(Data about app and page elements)
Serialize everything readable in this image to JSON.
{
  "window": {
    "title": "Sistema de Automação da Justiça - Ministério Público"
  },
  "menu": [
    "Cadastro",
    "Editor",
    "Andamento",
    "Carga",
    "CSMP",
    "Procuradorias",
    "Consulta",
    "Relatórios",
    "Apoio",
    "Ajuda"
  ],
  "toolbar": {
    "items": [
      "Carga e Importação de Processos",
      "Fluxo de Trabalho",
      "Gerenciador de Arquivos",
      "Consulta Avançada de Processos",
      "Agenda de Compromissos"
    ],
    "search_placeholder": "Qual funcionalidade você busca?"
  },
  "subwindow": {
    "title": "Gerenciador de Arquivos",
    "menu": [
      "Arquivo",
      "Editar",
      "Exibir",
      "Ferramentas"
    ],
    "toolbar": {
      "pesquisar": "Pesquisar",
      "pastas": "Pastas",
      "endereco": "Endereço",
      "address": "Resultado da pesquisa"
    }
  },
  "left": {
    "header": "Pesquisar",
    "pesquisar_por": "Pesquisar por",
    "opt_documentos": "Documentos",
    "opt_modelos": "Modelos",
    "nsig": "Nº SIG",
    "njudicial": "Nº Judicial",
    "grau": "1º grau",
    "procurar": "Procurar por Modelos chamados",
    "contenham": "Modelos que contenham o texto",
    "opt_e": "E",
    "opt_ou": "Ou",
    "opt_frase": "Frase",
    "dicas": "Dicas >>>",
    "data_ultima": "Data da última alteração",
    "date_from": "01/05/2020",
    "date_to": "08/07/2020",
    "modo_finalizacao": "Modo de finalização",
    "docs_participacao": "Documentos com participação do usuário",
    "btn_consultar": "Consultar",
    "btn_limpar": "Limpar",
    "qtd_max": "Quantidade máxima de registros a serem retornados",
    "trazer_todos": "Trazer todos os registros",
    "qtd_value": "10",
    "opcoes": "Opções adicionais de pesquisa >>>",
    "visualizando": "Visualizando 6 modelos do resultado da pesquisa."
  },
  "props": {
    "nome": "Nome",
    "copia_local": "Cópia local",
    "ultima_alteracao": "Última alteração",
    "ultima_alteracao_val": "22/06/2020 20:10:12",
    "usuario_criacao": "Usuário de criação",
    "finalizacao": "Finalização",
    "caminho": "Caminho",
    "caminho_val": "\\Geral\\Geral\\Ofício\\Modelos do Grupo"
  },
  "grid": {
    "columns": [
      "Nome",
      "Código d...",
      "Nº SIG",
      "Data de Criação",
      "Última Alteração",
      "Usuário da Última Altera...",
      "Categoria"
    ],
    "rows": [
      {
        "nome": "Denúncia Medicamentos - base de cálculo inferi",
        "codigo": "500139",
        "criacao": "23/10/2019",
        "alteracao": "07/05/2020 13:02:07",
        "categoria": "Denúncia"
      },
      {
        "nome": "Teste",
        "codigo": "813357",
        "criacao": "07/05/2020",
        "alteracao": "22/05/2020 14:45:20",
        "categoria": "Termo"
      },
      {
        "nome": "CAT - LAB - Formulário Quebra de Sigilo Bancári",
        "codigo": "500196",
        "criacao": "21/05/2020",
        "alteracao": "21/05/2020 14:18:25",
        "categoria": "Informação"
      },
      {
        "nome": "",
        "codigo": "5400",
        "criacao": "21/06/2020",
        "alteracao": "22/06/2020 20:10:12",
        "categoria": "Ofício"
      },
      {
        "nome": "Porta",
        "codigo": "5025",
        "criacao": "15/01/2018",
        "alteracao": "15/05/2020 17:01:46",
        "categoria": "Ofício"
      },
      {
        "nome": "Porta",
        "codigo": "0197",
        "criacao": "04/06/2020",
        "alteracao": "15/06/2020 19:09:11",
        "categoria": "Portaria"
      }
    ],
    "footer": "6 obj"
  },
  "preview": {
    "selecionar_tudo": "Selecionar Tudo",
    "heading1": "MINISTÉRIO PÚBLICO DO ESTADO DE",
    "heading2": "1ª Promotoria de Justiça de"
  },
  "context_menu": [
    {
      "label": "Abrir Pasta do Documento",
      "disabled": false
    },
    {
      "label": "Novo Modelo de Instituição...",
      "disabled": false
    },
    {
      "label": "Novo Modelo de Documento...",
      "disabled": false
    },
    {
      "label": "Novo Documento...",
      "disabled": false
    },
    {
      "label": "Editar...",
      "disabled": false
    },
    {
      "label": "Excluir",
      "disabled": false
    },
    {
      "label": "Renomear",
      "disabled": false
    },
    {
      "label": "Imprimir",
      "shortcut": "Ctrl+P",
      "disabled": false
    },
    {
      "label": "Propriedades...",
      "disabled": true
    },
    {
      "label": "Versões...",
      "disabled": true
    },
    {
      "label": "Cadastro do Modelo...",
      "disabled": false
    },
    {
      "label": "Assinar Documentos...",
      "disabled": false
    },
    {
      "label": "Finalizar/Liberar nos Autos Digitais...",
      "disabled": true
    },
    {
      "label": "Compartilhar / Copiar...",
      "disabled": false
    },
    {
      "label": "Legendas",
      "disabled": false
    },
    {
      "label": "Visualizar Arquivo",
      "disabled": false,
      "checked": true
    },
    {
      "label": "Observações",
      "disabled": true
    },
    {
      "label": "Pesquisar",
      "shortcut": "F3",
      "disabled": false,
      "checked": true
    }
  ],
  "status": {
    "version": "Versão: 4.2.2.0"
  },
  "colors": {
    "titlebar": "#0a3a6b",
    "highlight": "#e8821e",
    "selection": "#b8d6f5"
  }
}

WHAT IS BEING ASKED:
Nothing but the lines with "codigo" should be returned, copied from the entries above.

PROBLEM SOLUTION:
        "codigo": "500139",
        "codigo": "813357",
        "codigo": "500196",
        "codigo": "5400",
        "codigo": "5025",
        "codigo": "0197",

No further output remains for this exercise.